First recorded in 1595–1605; from Medieval Latin praeëmpt(us) “bought beforehand” (past participle of praeëmere) + -ion; see pre-, emptor;see also redeem
Dictionary.com Unabridged Based on the Random House Unabridged Dictionary, © Random House, Inc. 2023

How to use preemption in a sentence

British Dictionary definitions for preemption

/ (prɪˈɛmpʃən) /

law the purchase of or right to purchase property in advance of or in preference to others
international law the right of a government to intercept and seize for its own purposes goods or property of the subjects of another state while in transit, esp in time of war

Word Origin for pre-emption

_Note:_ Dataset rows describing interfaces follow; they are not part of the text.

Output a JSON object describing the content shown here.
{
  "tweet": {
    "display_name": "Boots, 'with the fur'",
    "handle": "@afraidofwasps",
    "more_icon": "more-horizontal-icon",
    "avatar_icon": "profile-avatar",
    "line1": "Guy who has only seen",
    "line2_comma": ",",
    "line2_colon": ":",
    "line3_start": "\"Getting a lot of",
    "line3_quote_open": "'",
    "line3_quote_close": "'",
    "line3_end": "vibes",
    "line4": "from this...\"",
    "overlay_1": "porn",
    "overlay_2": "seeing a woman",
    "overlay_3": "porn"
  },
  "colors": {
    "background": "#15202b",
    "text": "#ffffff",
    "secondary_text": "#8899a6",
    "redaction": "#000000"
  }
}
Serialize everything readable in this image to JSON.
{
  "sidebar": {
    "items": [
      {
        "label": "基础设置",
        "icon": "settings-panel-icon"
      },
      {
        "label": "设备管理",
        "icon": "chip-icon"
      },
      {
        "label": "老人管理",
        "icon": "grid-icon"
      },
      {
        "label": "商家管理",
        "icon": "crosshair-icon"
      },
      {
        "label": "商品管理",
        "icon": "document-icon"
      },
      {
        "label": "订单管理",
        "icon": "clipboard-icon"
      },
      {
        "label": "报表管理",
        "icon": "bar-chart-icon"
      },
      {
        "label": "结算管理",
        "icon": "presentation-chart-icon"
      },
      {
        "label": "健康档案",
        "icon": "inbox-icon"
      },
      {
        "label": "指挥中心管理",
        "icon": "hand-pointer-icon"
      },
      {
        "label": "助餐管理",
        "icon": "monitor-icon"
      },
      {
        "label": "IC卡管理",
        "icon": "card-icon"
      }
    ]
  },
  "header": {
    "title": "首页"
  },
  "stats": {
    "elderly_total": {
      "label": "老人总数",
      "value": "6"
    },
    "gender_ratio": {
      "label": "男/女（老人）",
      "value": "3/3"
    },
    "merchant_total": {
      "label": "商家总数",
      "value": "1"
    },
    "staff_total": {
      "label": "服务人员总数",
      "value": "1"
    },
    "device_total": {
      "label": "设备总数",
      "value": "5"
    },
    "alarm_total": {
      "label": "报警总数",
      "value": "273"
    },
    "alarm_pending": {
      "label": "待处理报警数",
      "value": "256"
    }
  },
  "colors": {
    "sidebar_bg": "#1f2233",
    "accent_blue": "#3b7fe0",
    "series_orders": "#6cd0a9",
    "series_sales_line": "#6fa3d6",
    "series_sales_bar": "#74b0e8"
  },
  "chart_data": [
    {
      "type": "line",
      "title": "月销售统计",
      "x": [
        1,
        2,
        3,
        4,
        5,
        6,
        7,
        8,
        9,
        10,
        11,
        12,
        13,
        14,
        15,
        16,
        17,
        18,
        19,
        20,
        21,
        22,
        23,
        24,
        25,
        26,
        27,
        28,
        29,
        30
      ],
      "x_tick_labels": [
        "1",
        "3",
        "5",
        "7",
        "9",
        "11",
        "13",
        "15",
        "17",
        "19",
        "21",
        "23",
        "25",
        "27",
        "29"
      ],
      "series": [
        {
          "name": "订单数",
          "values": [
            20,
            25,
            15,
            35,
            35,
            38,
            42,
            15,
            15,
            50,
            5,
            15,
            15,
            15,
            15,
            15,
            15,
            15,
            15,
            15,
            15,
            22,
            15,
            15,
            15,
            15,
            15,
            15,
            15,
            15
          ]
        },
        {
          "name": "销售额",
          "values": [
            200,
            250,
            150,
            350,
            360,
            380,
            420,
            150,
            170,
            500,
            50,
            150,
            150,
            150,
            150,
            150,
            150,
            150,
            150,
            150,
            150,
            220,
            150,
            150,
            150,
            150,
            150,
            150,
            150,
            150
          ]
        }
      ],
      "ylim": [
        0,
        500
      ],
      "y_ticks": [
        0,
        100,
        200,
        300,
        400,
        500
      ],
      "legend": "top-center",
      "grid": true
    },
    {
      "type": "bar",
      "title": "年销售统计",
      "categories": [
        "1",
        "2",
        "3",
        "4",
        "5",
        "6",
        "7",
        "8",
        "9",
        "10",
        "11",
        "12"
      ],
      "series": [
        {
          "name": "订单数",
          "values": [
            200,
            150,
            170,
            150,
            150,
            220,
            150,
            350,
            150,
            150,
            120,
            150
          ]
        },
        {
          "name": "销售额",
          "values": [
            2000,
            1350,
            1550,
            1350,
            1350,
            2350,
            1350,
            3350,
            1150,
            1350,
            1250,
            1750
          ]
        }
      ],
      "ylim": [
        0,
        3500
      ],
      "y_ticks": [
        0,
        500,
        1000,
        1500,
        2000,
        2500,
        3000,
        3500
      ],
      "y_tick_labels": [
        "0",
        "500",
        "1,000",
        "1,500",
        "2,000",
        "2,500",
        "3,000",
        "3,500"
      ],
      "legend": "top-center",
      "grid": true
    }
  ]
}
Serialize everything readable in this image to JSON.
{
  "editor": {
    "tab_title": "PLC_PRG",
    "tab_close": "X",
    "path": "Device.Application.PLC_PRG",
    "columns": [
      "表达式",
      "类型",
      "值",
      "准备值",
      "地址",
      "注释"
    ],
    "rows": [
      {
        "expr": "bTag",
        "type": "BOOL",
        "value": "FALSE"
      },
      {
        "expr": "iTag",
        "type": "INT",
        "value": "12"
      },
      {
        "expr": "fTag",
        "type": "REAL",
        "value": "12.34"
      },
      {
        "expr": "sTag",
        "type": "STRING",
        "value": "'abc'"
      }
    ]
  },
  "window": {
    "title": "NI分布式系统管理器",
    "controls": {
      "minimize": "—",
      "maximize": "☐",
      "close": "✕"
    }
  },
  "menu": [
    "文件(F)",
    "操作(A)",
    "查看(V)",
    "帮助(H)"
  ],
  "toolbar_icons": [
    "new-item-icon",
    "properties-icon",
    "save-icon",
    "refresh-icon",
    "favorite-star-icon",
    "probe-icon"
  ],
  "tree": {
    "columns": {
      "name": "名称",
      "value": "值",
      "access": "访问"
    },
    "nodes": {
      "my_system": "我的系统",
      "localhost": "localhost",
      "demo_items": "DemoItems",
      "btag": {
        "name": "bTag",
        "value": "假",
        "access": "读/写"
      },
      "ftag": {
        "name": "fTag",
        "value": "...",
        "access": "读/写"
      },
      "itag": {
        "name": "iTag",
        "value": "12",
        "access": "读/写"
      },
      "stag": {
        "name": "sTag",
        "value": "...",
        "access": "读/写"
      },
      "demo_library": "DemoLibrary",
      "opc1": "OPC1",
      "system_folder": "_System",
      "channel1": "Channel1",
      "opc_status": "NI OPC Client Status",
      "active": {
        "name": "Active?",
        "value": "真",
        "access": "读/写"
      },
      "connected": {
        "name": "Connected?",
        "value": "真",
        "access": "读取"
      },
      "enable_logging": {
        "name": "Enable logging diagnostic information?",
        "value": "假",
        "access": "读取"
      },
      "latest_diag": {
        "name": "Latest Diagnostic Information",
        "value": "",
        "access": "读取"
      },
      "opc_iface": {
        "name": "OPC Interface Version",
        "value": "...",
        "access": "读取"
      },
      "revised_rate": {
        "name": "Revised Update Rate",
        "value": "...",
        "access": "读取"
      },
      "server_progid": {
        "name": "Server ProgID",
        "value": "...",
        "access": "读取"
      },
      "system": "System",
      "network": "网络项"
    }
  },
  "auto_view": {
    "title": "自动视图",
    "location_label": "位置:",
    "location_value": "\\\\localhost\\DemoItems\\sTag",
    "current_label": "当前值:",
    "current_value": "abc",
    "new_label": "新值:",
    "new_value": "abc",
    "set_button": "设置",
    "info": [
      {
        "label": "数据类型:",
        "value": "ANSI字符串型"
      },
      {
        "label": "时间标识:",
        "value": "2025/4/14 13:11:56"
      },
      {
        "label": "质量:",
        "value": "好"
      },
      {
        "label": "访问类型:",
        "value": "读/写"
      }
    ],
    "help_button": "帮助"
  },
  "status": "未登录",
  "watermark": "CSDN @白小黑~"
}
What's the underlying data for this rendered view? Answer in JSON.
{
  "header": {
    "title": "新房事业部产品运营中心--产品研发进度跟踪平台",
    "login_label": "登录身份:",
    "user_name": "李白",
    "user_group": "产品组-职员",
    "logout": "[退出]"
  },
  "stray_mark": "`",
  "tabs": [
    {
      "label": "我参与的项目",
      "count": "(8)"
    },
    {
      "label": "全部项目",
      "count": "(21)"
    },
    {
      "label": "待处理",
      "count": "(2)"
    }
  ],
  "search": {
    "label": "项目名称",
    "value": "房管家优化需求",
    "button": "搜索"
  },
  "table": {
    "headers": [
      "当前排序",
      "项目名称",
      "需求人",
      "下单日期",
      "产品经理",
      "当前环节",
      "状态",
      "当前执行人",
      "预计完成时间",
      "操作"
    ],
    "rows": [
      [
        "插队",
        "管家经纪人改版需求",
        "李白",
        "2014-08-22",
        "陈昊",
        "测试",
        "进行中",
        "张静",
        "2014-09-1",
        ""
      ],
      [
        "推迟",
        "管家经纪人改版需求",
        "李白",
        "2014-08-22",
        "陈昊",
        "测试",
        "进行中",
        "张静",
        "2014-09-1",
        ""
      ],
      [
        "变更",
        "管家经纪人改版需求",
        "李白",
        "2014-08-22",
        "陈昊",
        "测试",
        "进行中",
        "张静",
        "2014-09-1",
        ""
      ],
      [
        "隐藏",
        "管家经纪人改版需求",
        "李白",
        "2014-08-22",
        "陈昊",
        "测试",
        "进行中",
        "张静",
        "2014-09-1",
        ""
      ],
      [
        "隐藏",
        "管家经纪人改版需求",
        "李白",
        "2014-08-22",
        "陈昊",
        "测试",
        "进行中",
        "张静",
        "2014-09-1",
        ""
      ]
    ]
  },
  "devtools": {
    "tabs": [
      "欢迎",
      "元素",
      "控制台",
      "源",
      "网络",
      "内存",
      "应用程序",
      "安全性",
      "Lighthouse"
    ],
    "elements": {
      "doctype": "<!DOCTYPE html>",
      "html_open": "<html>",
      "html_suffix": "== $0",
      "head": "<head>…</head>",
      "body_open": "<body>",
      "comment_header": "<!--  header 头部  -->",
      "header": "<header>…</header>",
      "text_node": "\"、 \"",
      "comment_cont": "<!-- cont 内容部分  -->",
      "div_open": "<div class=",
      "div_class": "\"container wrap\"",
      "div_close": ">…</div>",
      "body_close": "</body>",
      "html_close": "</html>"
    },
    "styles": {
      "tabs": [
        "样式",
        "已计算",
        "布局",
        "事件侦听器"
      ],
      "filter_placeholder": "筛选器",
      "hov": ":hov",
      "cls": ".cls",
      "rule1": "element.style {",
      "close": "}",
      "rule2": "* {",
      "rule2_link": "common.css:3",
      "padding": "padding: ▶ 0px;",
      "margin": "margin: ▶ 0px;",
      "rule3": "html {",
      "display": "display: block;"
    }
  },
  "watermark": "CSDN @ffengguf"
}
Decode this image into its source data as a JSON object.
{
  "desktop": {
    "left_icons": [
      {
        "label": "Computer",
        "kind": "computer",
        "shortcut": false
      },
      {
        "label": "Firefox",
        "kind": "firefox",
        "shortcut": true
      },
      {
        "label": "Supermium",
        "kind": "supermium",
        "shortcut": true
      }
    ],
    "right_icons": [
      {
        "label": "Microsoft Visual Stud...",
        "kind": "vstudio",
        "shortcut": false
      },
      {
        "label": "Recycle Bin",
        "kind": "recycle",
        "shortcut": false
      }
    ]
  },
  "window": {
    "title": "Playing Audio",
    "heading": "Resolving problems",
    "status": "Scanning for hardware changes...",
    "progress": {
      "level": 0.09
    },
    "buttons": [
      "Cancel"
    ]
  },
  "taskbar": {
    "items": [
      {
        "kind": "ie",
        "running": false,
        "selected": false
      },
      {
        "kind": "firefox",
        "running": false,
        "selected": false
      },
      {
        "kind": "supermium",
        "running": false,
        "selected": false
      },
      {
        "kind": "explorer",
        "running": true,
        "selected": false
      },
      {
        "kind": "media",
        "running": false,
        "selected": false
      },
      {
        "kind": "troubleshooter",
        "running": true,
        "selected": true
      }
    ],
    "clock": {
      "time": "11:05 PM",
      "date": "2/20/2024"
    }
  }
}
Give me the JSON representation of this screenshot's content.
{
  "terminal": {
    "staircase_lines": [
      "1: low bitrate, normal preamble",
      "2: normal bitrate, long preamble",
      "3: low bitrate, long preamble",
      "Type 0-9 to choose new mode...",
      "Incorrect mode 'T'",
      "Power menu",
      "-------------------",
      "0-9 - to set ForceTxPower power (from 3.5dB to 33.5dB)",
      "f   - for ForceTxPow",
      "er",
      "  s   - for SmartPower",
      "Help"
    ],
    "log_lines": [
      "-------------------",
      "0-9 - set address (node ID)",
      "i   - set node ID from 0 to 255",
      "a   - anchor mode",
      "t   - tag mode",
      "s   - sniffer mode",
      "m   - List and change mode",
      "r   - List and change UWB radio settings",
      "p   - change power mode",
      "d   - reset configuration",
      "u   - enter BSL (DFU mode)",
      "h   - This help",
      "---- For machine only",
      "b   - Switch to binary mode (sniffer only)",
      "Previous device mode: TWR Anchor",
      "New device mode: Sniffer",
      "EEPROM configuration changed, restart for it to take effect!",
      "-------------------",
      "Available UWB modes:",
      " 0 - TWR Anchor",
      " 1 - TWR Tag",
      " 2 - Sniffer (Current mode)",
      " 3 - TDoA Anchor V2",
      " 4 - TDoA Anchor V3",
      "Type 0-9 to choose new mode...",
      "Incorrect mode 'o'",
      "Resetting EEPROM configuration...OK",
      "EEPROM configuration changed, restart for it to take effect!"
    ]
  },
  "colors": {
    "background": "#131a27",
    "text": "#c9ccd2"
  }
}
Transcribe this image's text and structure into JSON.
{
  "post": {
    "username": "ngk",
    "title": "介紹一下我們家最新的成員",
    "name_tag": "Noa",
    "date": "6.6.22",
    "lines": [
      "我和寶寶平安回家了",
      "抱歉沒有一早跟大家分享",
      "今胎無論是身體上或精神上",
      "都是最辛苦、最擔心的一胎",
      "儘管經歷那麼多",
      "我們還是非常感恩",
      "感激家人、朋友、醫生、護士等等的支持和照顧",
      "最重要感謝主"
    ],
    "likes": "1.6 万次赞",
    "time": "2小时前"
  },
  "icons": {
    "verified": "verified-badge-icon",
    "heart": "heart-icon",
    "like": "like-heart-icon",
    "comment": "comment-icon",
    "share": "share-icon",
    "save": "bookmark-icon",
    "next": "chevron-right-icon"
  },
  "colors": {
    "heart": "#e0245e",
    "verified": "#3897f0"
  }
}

C16: from Medieval Latin praeemptiō, from praeemere to buy beforehand, from emere to buy
Collins English Dictionary - Complete & Unabridged 2012 Digital Edition © William Collins Sons & Co. Ltd. 1979, 1986 © HarperCollins Publishers 1998, 2000, 2003, 2005, 2006, 2007, 2009, 2012